:: What you will do ::
Search the records for the string "Castley" and copy every line where it turns up.

Entries taken from a collection
++++++++++

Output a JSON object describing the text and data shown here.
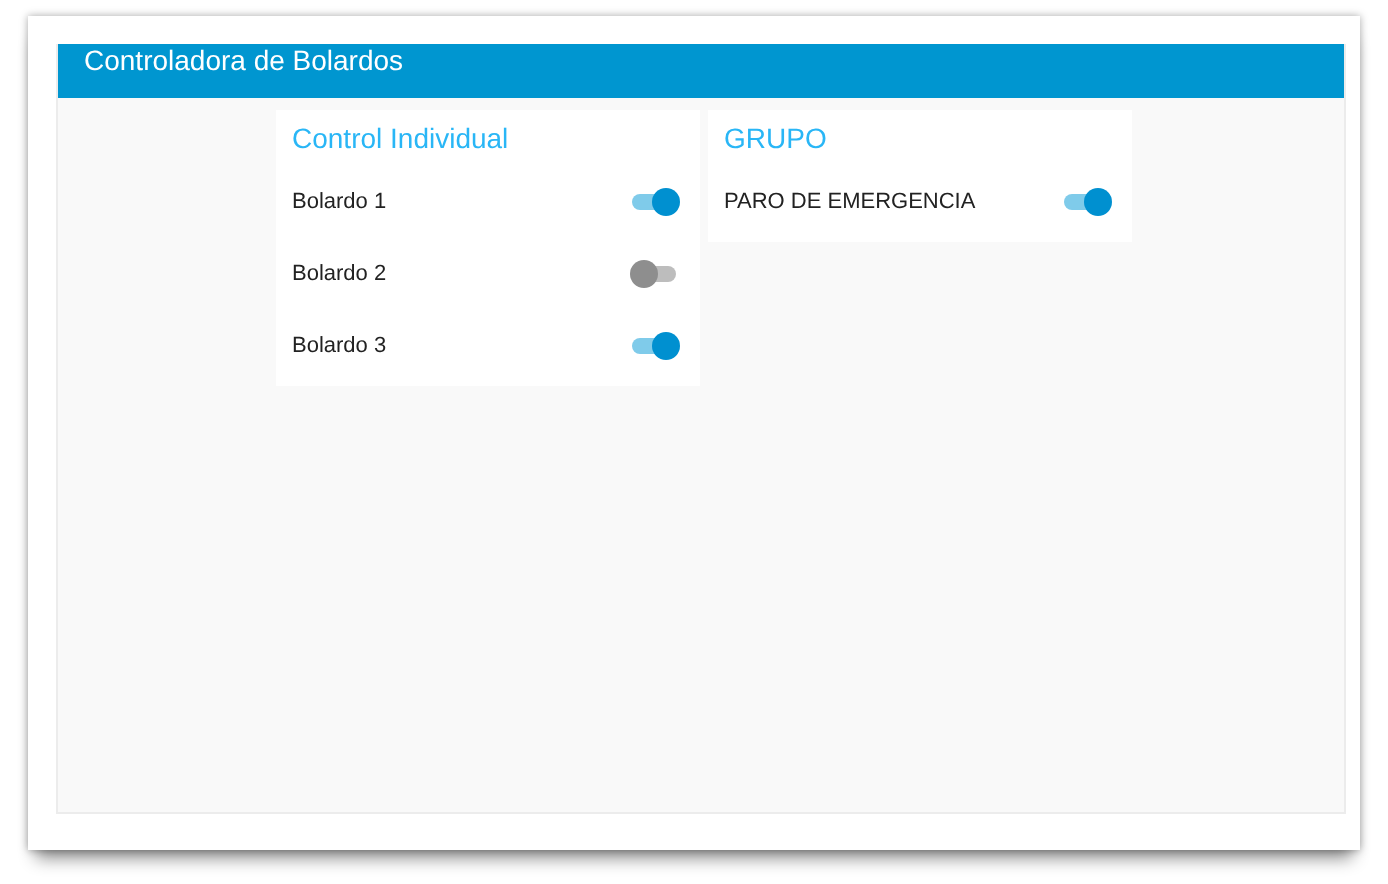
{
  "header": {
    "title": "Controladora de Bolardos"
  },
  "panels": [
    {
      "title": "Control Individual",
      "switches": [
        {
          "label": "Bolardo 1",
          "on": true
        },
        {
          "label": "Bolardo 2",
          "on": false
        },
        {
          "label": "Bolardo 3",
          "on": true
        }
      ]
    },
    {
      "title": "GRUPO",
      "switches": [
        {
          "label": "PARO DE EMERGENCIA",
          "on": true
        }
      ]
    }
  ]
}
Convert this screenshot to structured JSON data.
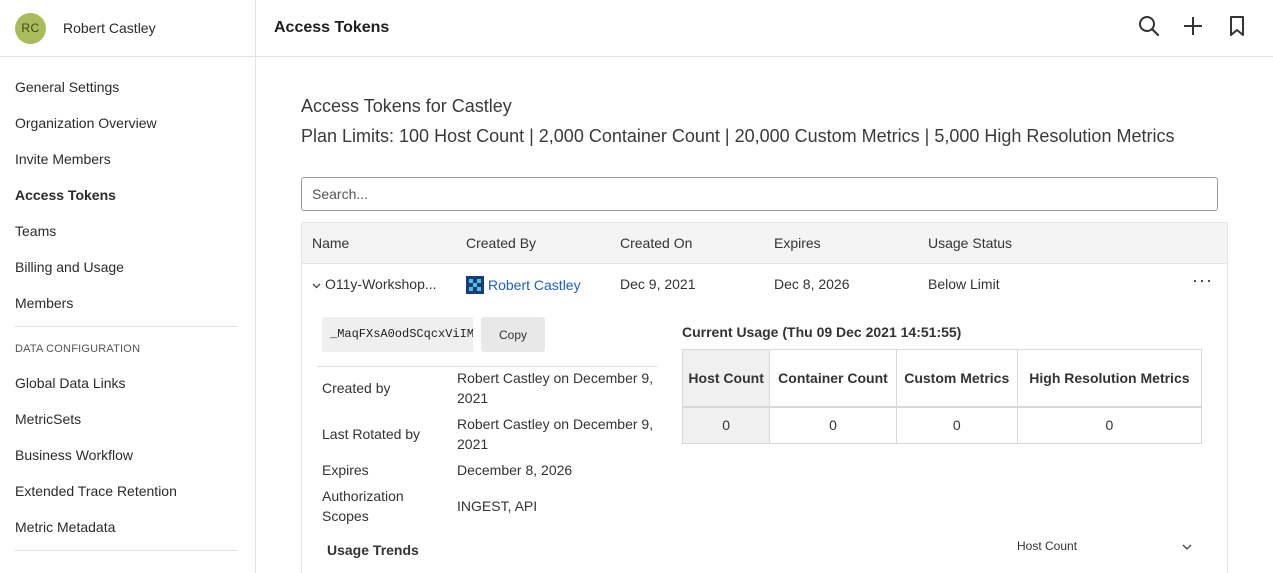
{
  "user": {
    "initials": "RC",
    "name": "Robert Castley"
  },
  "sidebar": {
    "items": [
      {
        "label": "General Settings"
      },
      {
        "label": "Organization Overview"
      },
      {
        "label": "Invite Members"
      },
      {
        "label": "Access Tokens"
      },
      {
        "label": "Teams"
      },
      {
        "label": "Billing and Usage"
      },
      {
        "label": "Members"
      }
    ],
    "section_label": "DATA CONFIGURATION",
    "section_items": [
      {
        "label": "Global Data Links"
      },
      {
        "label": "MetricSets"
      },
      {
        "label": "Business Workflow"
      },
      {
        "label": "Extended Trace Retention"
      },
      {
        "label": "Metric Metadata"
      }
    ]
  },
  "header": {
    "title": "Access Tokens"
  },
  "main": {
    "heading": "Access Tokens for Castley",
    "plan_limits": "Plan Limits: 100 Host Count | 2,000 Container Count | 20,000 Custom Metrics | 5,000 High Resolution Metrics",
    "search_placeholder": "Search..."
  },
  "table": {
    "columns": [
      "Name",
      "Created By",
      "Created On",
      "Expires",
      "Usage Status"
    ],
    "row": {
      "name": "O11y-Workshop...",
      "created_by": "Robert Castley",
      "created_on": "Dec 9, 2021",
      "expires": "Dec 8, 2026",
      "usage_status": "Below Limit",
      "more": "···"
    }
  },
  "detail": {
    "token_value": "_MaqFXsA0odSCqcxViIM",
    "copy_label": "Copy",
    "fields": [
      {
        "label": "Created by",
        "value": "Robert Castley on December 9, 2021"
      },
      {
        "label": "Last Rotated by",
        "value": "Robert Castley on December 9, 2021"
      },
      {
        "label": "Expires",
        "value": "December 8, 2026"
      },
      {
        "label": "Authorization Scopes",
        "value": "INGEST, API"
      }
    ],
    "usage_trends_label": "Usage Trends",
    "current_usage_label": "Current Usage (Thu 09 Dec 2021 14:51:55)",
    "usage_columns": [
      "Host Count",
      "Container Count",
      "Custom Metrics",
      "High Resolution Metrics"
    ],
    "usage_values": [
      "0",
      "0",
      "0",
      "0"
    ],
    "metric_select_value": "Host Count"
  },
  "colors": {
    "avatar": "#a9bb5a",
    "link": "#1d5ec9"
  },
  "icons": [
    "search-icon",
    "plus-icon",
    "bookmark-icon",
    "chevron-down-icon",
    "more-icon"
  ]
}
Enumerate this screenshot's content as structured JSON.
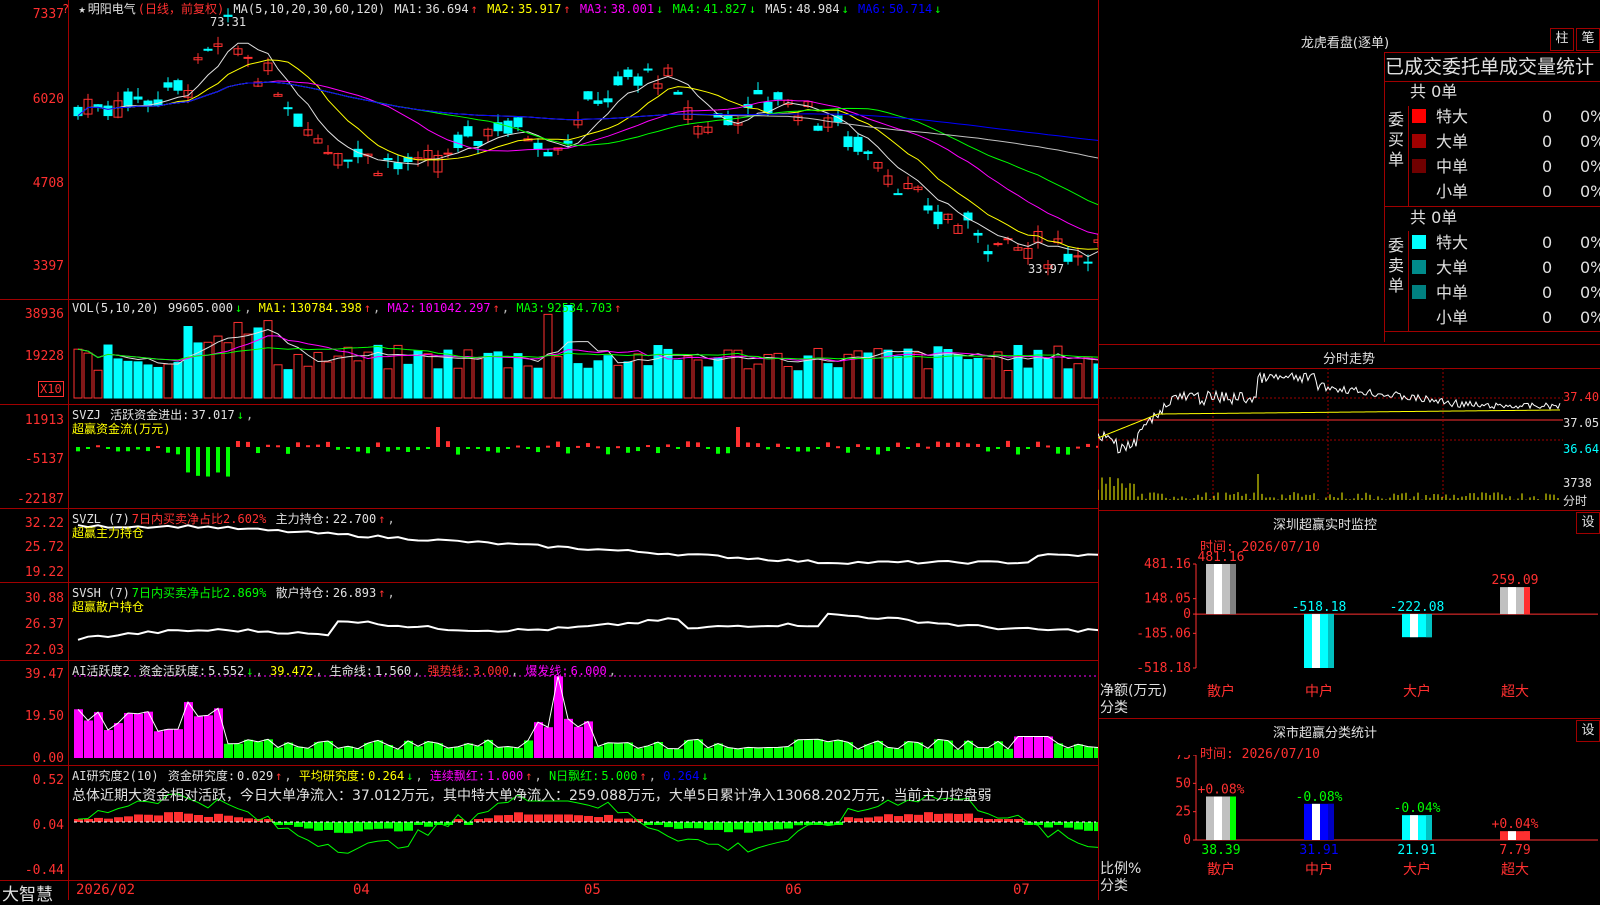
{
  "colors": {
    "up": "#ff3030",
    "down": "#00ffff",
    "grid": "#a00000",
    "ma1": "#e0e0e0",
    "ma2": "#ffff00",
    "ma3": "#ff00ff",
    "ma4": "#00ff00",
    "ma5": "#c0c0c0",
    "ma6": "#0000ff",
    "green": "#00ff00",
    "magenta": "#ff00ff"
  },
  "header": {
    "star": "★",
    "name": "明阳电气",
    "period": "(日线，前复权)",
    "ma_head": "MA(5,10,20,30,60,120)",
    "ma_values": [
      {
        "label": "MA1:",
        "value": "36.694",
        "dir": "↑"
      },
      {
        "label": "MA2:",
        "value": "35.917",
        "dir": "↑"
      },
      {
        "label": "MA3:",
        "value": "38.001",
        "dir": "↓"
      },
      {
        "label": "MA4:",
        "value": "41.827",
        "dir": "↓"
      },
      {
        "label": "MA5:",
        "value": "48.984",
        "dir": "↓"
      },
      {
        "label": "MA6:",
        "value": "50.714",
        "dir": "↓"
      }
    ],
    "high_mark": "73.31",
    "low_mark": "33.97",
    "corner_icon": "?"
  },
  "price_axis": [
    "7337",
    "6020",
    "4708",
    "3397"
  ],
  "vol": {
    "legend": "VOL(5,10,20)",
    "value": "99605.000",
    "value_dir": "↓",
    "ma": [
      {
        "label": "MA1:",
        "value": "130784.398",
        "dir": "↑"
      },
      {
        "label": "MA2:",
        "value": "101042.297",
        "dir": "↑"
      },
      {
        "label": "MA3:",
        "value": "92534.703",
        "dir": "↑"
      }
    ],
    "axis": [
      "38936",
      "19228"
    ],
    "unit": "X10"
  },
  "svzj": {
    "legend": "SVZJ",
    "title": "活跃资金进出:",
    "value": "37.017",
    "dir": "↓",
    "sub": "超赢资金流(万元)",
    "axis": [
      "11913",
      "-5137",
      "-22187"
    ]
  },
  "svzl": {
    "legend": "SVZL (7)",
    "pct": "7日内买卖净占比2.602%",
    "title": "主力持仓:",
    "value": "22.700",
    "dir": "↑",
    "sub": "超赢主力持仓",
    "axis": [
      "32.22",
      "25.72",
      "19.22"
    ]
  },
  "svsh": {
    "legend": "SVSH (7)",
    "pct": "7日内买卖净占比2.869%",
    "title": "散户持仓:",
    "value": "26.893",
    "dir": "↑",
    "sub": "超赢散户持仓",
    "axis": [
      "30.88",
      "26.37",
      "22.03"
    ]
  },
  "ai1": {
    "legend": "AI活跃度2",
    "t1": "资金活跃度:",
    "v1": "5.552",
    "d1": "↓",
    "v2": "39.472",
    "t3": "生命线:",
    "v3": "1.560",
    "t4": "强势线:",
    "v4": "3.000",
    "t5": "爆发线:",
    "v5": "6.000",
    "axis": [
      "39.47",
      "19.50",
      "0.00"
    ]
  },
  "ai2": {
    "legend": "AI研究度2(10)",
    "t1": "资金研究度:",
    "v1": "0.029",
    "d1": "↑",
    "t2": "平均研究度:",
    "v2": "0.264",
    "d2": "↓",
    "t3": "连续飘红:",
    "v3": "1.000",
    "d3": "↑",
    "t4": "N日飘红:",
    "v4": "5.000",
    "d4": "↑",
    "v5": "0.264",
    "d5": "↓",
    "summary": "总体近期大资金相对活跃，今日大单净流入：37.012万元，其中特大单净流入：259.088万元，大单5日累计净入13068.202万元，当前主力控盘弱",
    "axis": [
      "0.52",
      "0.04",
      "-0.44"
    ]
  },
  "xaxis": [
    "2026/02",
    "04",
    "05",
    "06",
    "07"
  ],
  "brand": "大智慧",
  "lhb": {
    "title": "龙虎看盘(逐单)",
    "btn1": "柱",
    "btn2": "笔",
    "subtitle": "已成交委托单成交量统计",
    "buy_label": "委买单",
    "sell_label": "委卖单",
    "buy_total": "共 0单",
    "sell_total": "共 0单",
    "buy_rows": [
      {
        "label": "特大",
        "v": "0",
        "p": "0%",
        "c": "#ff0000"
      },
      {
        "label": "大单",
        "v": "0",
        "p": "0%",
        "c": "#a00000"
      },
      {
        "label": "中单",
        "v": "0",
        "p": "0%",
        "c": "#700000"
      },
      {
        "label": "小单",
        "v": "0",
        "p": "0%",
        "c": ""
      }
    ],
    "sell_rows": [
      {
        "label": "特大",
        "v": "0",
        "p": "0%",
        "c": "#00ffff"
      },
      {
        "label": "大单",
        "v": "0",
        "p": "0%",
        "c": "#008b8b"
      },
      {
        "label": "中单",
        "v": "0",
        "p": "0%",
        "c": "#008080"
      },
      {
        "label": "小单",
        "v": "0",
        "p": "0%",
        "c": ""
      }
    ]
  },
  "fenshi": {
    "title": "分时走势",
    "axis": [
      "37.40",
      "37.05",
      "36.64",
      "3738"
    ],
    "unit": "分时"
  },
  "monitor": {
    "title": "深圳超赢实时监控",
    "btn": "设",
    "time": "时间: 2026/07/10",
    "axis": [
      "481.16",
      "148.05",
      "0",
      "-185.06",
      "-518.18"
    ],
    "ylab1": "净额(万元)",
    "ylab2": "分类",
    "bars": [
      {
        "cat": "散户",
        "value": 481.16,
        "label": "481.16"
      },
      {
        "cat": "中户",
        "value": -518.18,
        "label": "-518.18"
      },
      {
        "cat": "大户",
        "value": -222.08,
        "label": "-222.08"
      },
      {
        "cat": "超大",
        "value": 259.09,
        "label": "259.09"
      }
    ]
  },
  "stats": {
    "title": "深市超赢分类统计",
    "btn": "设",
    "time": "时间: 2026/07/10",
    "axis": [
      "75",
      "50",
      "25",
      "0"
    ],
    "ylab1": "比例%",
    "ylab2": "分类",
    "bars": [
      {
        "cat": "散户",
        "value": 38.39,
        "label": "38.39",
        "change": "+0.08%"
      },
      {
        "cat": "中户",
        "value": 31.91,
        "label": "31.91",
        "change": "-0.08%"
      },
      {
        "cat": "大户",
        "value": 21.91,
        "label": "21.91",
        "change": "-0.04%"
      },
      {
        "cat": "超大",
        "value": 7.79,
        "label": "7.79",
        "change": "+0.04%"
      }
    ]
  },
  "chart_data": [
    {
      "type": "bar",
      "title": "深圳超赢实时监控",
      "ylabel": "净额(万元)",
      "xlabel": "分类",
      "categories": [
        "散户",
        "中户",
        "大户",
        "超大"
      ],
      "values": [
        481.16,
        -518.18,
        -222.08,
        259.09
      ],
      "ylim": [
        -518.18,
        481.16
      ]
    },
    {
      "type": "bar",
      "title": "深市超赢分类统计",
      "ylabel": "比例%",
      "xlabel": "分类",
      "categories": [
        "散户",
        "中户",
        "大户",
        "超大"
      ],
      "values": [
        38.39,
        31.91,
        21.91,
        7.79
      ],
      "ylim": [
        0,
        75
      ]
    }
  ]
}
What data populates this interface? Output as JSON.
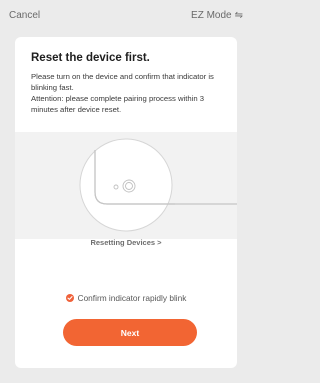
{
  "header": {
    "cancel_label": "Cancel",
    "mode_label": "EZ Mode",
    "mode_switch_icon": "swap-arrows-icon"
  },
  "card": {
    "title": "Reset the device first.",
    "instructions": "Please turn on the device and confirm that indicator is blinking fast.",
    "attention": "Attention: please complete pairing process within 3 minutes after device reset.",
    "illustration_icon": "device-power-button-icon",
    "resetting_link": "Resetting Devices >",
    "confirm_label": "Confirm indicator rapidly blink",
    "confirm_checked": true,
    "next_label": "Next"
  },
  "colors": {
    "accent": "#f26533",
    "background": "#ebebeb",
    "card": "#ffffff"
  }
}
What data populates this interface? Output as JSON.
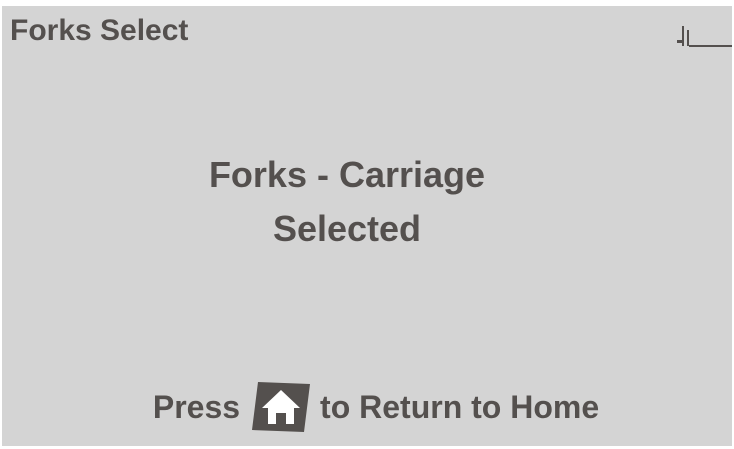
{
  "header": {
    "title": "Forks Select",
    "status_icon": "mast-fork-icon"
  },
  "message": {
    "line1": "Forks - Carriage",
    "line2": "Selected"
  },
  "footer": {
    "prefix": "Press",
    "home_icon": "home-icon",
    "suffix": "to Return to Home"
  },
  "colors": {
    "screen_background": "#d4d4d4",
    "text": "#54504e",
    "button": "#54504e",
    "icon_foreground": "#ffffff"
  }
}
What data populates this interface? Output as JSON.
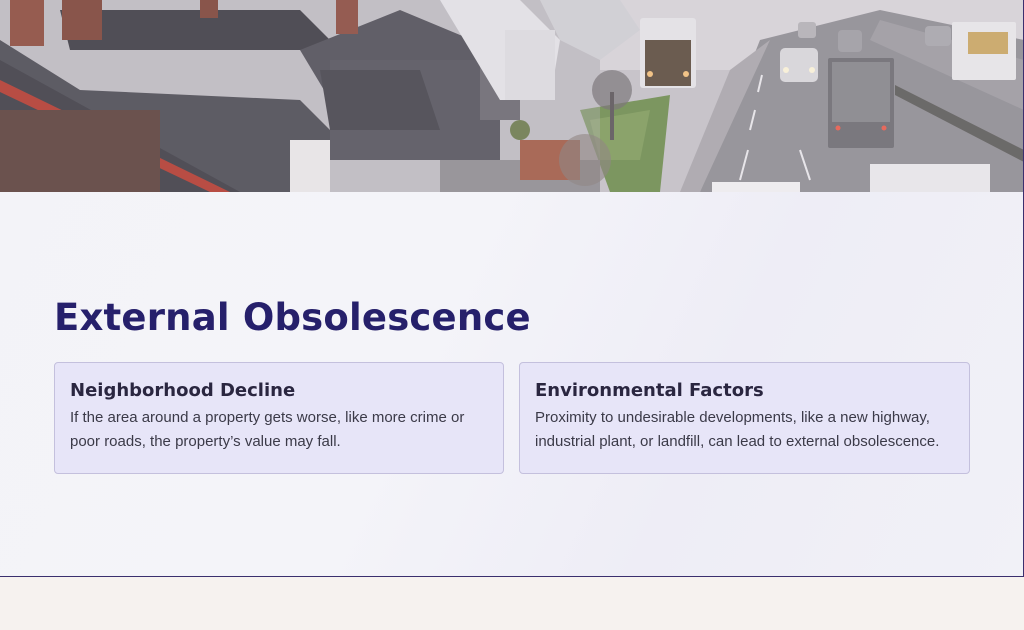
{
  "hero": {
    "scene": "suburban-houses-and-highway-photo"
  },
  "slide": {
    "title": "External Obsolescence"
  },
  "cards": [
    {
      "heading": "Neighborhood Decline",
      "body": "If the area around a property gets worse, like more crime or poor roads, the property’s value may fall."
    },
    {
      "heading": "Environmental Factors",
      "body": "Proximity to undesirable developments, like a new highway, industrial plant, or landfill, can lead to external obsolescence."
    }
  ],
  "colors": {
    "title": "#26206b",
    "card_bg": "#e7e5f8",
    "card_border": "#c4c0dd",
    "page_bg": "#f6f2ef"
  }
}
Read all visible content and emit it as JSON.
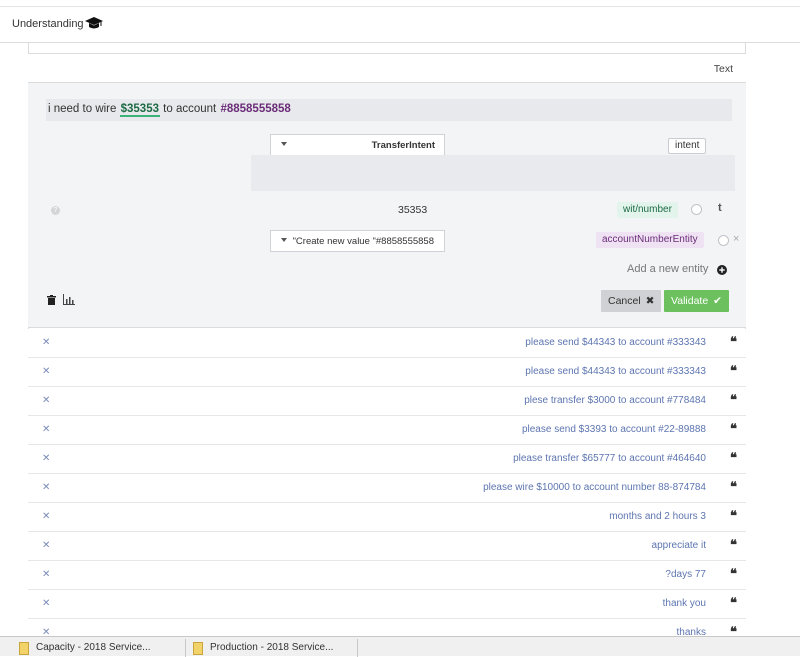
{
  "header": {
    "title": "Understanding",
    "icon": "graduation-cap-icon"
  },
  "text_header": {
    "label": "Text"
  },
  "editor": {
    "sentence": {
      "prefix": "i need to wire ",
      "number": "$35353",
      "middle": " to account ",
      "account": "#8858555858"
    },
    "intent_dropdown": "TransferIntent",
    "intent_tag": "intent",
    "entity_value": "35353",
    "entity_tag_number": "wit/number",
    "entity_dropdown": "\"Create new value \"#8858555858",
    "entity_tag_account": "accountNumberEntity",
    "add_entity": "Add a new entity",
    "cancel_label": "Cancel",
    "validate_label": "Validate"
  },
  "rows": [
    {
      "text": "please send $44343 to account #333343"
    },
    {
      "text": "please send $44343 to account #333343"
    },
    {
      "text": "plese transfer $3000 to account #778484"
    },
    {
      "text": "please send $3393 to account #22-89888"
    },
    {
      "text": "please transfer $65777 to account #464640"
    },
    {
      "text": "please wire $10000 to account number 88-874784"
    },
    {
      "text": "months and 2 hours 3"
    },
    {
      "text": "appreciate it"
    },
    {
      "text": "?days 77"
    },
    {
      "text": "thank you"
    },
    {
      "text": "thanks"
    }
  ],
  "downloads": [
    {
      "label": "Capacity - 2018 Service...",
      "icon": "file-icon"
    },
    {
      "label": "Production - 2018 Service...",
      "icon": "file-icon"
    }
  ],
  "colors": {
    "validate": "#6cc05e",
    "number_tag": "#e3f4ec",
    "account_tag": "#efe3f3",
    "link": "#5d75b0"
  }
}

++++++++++

:: Task solution ::
    "name": "Robert Castley"
    "heading": "Access Tokens for Castley",
      "created_by": "Robert Castley",
        "value": "Robert Castley on December 9, 2021"
        "value": "Robert Castley on December 9, 2021"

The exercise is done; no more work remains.